Comets from outer space may have created Earth's atmosphere – not volcanoes spewing out gases from deep within the planet.

The origin of the gases in Earth's atmosphere has long been a puzzle. One of the main theories is that the gases bubbled up out of the mantle via volcanoes.

Greg Holland of the University of Manchester, UK, and colleagues have arrived at a different theory after collecting samples of the noble gas krypton from several hundred metres beneath New Mexico.

They found that the mantle's chemical fingerprint was rich in "heavy" isotopes of krypton such as krypton-86 and krypton-84, and poorer in "lighter" forms such as krypton-82. This is a composition that closely resembles meteorites –- support for the ideas that gas-rich meteorites colliding in the early solar system formed our planet.
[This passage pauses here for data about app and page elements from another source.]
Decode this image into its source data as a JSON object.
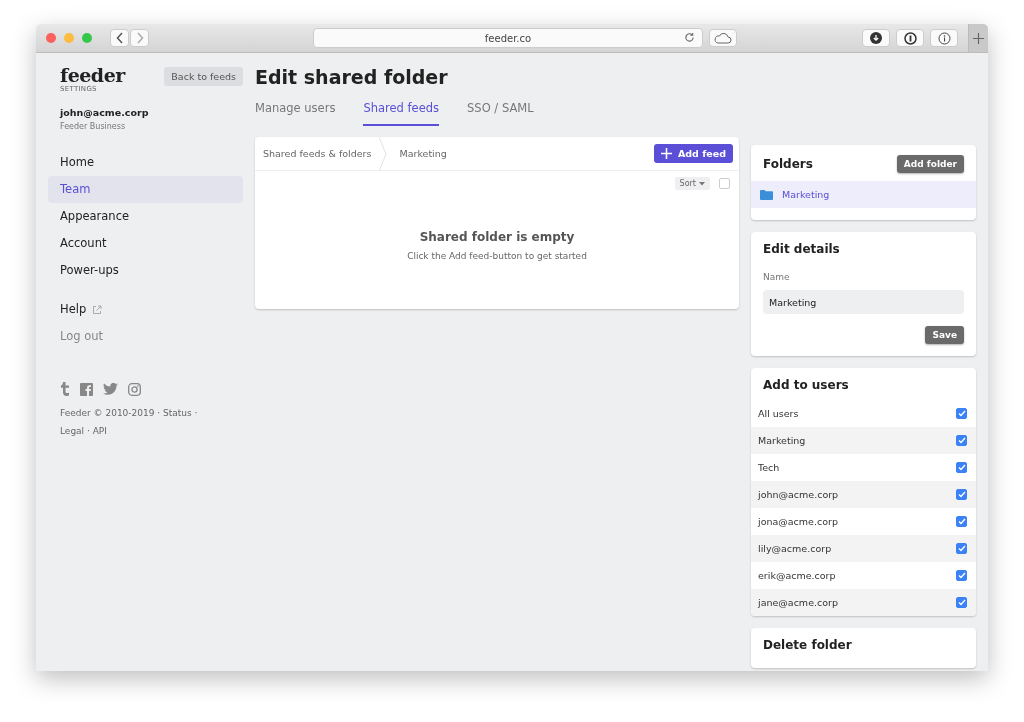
{
  "browser": {
    "url": "feeder.co"
  },
  "sidebar": {
    "logo": "feeder",
    "logo_sub": "SETTINGS",
    "back_button": "Back to feeds",
    "user_email": "john@acme.corp",
    "plan": "Feeder Business",
    "nav": [
      {
        "label": "Home",
        "selected": false
      },
      {
        "label": "Team",
        "selected": true
      },
      {
        "label": "Appearance",
        "selected": false
      },
      {
        "label": "Account",
        "selected": false
      },
      {
        "label": "Power-ups",
        "selected": false
      }
    ],
    "help": "Help",
    "logout": "Log out",
    "footer": "Feeder © 2010-2019 · Status · Legal · API"
  },
  "page_title": "Edit shared folder",
  "tabs": [
    {
      "label": "Manage users",
      "selected": false
    },
    {
      "label": "Shared feeds",
      "selected": true
    },
    {
      "label": "SSO / SAML",
      "selected": false
    }
  ],
  "feeds_panel": {
    "breadcrumbs": [
      "Shared feeds & folders",
      "Marketing"
    ],
    "add_button": "Add feed",
    "sort": "Sort",
    "select_all_checked": false,
    "empty_title": "Shared folder is empty",
    "empty_hint": "Click the Add feed-button to get started"
  },
  "folders": {
    "title": "Folders",
    "add_button": "Add folder",
    "items": [
      {
        "name": "Marketing",
        "selected": true
      }
    ]
  },
  "edit_details": {
    "title": "Edit details",
    "name_label": "Name",
    "name_value": "Marketing",
    "save_button": "Save"
  },
  "add_to_users": {
    "title": "Add to users",
    "rows": [
      {
        "label": "All users",
        "checked": true
      },
      {
        "label": "Marketing",
        "checked": true
      },
      {
        "label": "Tech",
        "checked": true
      },
      {
        "label": "john@acme.corp",
        "checked": true
      },
      {
        "label": "jona@acme.corp",
        "checked": true
      },
      {
        "label": "lily@acme.corp",
        "checked": true
      },
      {
        "label": "erik@acme.corp",
        "checked": true
      },
      {
        "label": "jane@acme.corp",
        "checked": true
      }
    ]
  },
  "delete_folder": {
    "title": "Delete folder"
  }
}
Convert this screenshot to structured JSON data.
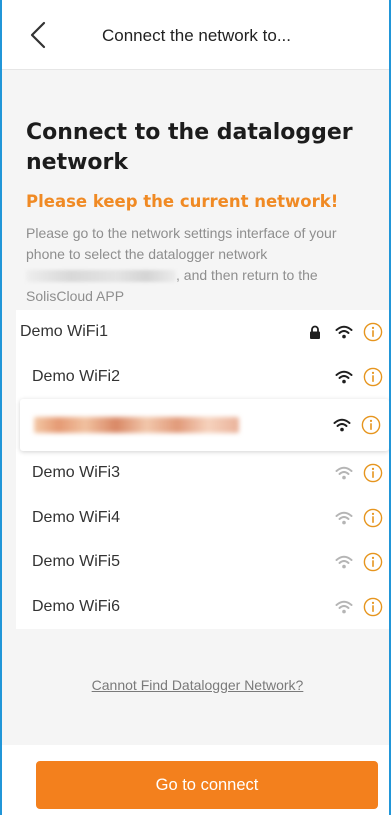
{
  "header": {
    "back_icon": "chevron-left-icon",
    "title": "Connect the network to..."
  },
  "intro": {
    "heading": "Connect to the datalogger network",
    "warning": "Please keep the current network!",
    "desc_before": "Please go to the network settings interface of your phone to select the datalogger network",
    "desc_after": ", and then return to the SolisCloud APP"
  },
  "networks": [
    {
      "name": "Demo WiFi1",
      "locked": true,
      "signal": "strong",
      "info_icon": "info-icon"
    },
    {
      "name": "Demo WiFi2",
      "locked": false,
      "signal": "strong",
      "info_icon": "info-icon"
    },
    {
      "name": "",
      "locked": false,
      "signal": "strong",
      "selected": true,
      "redacted": true,
      "info_icon": "info-icon"
    },
    {
      "name": "Demo WiFi3",
      "locked": false,
      "signal": "weak",
      "info_icon": "info-icon"
    },
    {
      "name": "Demo WiFi4",
      "locked": false,
      "signal": "weak",
      "info_icon": "info-icon"
    },
    {
      "name": "Demo WiFi5",
      "locked": false,
      "signal": "weak",
      "info_icon": "info-icon"
    },
    {
      "name": "Demo WiFi6",
      "locked": false,
      "signal": "weak",
      "info_icon": "info-icon"
    }
  ],
  "cannot_find_link": "Cannot Find Datalogger Network?",
  "connect_button": "Go to connect",
  "colors": {
    "accent": "#f3801d",
    "warning": "#f08a24",
    "wifi_strong": "#1f1f1f",
    "wifi_weak": "#b5b5b5",
    "info": "#e6951e"
  }
}
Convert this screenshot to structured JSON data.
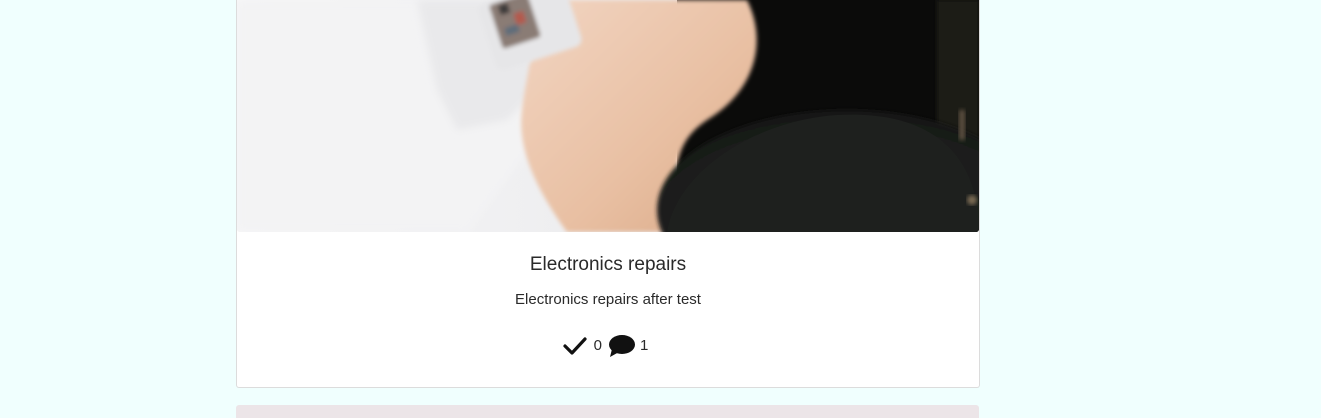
{
  "post": {
    "image": {
      "alt": "",
      "icon": "post-photo"
    },
    "title": "Electronics repairs",
    "content": "Electronics repairs after test",
    "stats": {
      "likes_icon": "check-icon",
      "likes_count": "0",
      "comments_icon": "comment-bubble-icon",
      "comments_count": "1"
    }
  },
  "colors": {
    "page_background": "#f0fffe",
    "card_background": "#ffffff",
    "next_card_background": "#ece5e8",
    "text": "#2a2a2a"
  }
}
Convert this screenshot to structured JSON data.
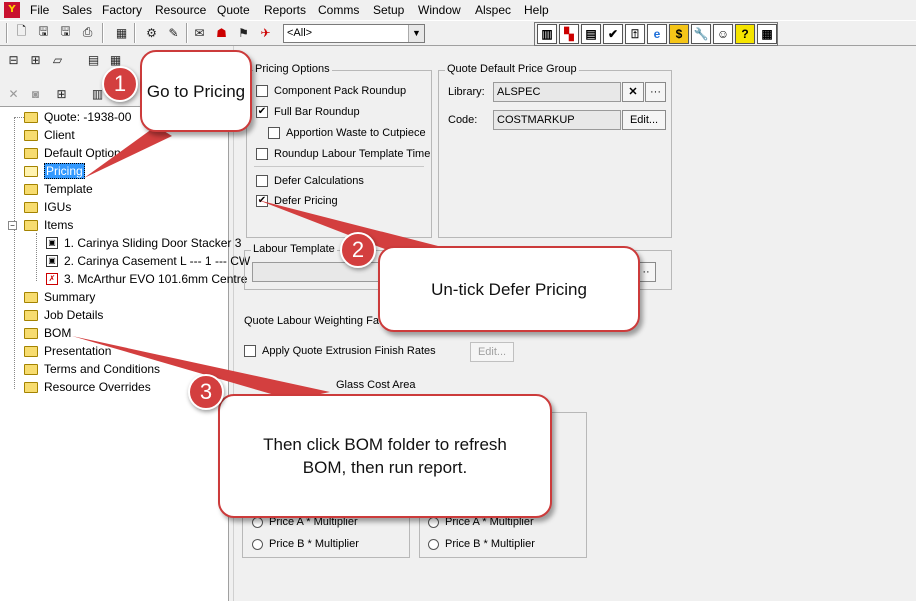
{
  "menu": [
    "File",
    "Sales",
    "Factory",
    "Resource",
    "Quote",
    "Reports",
    "Comms",
    "Setup",
    "Window",
    "Alspec",
    "Help"
  ],
  "app_icon": "Y",
  "toolbar": {
    "filter_value": "<All>"
  },
  "tree": {
    "root": "Quote: -1938-00",
    "items": [
      "Client",
      "Default Options",
      "Pricing",
      "Template",
      "IGUs",
      "Items"
    ],
    "children": [
      "1. Carinya Sliding Door Stacker 3",
      "2. Carinya Casement L --- 1 --- CW",
      "3. McArthur EVO 101.6mm Centre"
    ],
    "after": [
      "Summary",
      "Job Details",
      "BOM",
      "Presentation",
      "Terms and Conditions",
      "Resource Overrides"
    ]
  },
  "pricing": {
    "group_title": "Pricing Options",
    "options": [
      {
        "label": "Component Pack Roundup",
        "checked": ""
      },
      {
        "label": "Full Bar Roundup",
        "checked": "✔"
      },
      {
        "label": "Apportion Waste to Cutpiece",
        "checked": ""
      },
      {
        "label": "Roundup Labour Template Time",
        "checked": ""
      },
      {
        "label": "Defer Calculations",
        "checked": ""
      },
      {
        "label": "Defer Pricing",
        "checked": "✔"
      }
    ]
  },
  "price_group": {
    "title": "Quote Default Price Group",
    "library_label": "Library:",
    "library_value": "ALSPEC",
    "code_label": "Code:",
    "code_value": "COSTMARKUP",
    "clear": "✕",
    "browse": "···",
    "edit": "Edit..."
  },
  "labour": {
    "title": "Labour Template",
    "browse": "··"
  },
  "weighting": {
    "label": "Quote Labour Weighting Fac"
  },
  "extrusion": {
    "label": "Apply Quote Extrusion Finish Rates",
    "edit": "Edit..."
  },
  "glass": {
    "label": "Glass Cost Area"
  },
  "price_radios": {
    "a": "Price A * Multiplier",
    "b": "Price B * Multiplier"
  },
  "callouts": [
    {
      "num": "1",
      "text": "Go to Pricing"
    },
    {
      "num": "2",
      "text": "Un-tick Defer Pricing"
    },
    {
      "num": "3",
      "text": "Then click BOM folder to refresh BOM, then run report."
    }
  ],
  "colors": {
    "accent": "#cc3b3b",
    "selection": "#3399ff"
  }
}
"The results confirm one of the basic ideas of planetary formation theory, that most of the Earth formed by collisions of smaller objects like carbonaceous chondrites," says Scott Kenyon at the Harvard-Smithsonian Center for Astrophysics in Cambridge, Massachusetts.
Light atmosphere

But where did the atmosphere come from –- it is rich in lighter isotopes so the mantle cannot be the source, says Holland. Earth's atmosphere cannot have gained a greater proportion of lighter isotopes since it formed. Because light isotopes of krypton escape into space more quickly than heavy isotopes, the atmosphere can only get "heavier"

If not the mantle then what? Chris Ballentine, a co-author and colleague of Holland's suggests that comets could be the answer. At the outer edges of the solar system, in the Kuiper Belt, are millions of icy bodies that formed when the solar system was born. These comets have noble gas signatures that resemble that of our modern atmosphere.

A shift in Jupiter's orbit around 4.5 billion years ago may have jarred the Kuiper Belt, flinging icy comets at the Earth. "Ancient Earth was strewn with huge volcanoes spewing out gas, but our research shows that the real source of Earth's first atmosphere was actually outer space," says Ballentine, a co-author of the paper and colleague of Holland's.

Source: Science, DOI: 10.1126/science.1179518

Read More..